For the entries that follow, count the lines containing the string "커뮤니티" and write only the number.

[Opening Data listing section]

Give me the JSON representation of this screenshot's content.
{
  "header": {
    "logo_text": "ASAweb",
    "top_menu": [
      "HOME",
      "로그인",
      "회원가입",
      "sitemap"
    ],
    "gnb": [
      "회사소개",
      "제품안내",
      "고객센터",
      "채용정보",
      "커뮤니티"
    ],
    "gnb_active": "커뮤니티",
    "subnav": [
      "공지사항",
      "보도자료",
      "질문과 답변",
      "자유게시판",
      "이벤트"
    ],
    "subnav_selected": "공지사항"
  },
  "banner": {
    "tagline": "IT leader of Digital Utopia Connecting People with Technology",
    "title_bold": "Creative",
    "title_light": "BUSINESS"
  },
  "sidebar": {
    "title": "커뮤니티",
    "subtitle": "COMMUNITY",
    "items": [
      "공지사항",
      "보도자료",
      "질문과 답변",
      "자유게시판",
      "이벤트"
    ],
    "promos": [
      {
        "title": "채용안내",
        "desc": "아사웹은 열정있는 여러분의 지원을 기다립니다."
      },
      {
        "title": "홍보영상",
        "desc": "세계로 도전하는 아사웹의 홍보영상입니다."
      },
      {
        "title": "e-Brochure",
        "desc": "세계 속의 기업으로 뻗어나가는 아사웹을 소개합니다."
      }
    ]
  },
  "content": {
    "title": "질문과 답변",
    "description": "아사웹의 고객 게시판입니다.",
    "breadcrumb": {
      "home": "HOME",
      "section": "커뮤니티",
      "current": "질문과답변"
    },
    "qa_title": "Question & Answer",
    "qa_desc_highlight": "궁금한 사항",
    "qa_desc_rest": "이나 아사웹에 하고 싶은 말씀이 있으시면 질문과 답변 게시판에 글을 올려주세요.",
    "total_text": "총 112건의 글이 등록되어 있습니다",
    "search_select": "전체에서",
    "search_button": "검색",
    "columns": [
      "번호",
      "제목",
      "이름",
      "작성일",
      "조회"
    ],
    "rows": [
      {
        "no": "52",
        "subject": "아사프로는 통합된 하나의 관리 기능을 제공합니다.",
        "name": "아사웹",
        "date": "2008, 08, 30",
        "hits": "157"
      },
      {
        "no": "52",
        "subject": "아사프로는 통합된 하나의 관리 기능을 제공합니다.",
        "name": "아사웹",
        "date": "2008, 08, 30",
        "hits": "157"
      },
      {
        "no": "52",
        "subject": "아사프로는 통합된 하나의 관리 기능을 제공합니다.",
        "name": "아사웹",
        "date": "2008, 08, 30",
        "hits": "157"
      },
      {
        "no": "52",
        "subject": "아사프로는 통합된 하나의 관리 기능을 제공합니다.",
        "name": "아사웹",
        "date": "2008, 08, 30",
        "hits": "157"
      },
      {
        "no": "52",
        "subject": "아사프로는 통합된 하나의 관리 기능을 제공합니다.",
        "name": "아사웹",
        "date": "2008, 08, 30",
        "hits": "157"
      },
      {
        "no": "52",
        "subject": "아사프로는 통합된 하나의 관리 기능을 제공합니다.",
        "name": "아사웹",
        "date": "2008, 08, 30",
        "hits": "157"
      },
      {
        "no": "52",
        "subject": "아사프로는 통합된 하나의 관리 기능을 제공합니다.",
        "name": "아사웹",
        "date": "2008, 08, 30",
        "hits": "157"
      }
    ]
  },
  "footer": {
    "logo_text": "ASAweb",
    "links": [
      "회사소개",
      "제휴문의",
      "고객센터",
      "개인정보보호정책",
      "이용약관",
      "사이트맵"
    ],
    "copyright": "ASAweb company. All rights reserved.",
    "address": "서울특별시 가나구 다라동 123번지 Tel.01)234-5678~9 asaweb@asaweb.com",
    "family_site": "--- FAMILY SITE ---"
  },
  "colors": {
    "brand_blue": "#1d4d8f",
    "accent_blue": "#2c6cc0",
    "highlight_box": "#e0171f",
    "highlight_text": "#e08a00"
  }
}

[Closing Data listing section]

* Written solution: 4